• [EXERCISE PROMPT] Work through the entries below and show every line in which "bottom" is found.

►

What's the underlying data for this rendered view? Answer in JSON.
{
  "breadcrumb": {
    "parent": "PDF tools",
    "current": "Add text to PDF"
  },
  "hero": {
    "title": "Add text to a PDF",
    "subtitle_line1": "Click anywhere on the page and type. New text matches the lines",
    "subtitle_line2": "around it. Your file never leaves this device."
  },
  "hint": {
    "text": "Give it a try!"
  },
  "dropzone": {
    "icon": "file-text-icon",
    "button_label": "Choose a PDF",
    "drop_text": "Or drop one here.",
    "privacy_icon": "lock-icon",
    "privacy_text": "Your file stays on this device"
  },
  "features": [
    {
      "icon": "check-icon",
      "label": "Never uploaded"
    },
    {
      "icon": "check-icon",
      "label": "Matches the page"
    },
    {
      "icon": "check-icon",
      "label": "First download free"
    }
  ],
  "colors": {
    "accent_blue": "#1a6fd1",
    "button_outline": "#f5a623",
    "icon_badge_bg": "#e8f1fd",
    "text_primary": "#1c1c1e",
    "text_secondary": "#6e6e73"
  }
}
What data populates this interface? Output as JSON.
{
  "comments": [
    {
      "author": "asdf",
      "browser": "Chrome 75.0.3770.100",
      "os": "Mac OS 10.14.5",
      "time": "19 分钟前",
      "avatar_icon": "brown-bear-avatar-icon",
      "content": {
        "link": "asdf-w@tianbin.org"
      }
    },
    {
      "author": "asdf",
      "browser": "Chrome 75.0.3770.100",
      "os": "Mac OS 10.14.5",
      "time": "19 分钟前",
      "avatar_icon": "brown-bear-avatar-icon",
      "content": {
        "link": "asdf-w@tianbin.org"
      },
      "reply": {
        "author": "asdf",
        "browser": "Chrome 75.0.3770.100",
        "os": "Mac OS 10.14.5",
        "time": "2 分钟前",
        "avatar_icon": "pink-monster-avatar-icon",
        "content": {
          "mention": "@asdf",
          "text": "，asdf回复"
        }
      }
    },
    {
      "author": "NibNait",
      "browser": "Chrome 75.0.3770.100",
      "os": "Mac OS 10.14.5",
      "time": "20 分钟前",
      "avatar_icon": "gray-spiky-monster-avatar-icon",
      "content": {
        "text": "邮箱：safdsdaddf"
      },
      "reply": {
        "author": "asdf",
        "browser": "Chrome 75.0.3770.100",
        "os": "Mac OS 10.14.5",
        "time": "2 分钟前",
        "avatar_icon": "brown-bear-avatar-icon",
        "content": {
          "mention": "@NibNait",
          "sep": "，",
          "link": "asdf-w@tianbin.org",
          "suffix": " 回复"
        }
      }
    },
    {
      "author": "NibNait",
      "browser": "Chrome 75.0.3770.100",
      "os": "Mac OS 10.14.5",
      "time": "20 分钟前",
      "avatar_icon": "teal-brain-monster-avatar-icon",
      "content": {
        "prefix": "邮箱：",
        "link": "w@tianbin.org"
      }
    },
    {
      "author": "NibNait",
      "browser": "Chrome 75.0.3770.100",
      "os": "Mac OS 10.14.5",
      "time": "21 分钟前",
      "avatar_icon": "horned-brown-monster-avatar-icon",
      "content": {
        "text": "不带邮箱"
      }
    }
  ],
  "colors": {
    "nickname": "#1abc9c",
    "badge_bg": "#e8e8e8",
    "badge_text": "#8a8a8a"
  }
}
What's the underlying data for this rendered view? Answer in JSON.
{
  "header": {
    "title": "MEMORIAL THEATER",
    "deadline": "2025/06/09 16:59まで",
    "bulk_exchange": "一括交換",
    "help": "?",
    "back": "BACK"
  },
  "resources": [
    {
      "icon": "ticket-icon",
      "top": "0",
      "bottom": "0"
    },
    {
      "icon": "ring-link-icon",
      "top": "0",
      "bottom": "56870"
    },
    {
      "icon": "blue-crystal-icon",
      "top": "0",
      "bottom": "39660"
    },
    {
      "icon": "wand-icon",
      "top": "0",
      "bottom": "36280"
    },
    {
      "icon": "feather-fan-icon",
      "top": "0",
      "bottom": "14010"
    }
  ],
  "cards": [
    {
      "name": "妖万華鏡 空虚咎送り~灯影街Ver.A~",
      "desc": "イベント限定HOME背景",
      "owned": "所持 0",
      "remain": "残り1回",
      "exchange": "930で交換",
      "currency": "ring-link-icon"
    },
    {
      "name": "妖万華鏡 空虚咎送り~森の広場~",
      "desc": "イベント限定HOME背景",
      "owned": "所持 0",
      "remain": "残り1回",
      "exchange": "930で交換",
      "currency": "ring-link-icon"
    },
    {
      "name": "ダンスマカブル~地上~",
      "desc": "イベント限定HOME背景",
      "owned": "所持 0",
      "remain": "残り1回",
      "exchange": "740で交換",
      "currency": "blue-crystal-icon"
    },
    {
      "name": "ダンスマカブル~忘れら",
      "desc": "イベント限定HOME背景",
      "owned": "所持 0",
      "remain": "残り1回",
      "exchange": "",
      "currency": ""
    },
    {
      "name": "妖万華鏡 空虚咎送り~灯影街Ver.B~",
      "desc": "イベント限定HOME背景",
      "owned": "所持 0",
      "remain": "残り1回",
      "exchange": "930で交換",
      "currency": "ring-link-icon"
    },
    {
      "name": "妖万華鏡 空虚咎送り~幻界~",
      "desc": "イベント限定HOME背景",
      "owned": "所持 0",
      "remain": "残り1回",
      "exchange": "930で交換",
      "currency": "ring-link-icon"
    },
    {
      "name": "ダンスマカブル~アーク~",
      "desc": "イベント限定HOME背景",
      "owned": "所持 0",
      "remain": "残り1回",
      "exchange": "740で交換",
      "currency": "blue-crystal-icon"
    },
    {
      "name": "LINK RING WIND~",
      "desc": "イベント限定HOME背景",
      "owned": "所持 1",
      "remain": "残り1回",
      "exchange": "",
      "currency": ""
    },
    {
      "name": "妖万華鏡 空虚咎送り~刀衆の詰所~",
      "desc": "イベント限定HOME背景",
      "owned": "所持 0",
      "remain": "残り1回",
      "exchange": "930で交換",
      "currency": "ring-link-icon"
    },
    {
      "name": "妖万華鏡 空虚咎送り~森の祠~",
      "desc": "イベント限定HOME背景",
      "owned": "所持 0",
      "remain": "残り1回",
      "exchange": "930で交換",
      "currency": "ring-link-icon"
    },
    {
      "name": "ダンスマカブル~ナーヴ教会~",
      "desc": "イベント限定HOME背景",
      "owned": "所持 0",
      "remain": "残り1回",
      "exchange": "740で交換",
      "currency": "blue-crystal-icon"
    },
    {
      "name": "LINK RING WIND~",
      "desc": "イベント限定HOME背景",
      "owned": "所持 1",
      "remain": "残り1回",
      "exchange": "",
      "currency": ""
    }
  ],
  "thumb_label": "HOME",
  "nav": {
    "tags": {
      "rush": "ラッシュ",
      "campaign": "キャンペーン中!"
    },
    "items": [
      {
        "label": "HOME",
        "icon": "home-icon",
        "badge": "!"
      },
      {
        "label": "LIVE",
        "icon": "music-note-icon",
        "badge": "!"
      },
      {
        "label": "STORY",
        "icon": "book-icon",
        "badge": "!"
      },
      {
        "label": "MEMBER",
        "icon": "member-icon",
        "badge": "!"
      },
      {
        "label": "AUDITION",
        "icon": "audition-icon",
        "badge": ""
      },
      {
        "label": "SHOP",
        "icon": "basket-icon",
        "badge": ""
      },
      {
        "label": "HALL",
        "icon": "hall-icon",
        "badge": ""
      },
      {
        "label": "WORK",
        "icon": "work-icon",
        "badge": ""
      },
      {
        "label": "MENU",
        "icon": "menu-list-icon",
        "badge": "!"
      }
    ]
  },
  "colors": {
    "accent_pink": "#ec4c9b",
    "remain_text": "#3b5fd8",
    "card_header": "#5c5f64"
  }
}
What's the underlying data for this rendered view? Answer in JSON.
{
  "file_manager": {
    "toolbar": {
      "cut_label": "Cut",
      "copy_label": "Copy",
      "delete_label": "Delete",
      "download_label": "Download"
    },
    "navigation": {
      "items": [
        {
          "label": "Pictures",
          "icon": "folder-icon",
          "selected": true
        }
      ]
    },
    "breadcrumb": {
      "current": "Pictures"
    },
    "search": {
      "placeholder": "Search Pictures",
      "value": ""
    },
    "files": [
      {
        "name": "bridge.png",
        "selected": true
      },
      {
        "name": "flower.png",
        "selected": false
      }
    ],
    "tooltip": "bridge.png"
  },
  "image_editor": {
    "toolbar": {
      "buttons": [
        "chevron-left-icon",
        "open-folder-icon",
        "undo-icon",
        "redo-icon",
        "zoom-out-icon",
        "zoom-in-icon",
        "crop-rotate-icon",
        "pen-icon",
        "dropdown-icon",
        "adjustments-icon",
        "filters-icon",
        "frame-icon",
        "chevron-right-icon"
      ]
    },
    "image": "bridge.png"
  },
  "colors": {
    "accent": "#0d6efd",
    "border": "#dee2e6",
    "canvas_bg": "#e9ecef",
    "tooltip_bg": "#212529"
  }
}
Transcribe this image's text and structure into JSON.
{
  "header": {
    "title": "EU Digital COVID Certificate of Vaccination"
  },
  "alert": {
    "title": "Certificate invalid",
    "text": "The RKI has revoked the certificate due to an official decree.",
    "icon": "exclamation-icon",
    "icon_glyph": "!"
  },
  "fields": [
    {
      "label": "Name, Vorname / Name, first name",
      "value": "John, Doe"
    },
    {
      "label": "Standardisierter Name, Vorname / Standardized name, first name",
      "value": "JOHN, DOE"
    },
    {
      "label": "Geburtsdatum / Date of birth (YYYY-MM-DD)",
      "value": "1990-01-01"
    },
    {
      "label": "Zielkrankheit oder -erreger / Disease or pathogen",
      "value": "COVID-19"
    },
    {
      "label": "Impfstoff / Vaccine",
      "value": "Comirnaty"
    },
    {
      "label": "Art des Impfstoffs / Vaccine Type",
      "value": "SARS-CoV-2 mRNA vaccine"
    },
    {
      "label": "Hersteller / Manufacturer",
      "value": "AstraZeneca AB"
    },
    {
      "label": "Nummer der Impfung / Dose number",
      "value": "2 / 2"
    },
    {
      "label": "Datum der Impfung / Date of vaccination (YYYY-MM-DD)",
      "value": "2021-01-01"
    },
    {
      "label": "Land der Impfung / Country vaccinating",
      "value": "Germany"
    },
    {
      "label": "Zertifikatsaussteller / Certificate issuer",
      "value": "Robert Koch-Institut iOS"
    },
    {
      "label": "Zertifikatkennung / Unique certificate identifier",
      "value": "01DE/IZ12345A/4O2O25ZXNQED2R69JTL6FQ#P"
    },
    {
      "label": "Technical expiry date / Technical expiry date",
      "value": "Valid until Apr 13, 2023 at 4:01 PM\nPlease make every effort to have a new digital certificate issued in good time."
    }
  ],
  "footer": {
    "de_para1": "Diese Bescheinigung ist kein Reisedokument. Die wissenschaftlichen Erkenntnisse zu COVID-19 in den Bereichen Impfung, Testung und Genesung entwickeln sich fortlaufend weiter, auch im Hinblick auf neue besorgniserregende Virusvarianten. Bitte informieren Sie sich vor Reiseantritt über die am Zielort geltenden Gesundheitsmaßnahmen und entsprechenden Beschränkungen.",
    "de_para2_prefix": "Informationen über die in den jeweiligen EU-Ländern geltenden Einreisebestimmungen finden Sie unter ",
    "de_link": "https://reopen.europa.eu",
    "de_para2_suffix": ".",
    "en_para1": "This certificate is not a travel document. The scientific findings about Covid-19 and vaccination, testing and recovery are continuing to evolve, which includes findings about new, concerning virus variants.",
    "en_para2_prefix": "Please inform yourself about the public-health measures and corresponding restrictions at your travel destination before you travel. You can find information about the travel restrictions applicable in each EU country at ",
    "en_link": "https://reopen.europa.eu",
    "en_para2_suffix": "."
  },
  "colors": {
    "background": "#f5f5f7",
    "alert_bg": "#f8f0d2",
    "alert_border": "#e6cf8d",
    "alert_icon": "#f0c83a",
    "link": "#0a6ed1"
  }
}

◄

• [WORKED SOLUTION]
      "bottom": "0"
      "bottom": "56870"
      "bottom": "39660"
      "bottom": "36280"
      "bottom": "14010"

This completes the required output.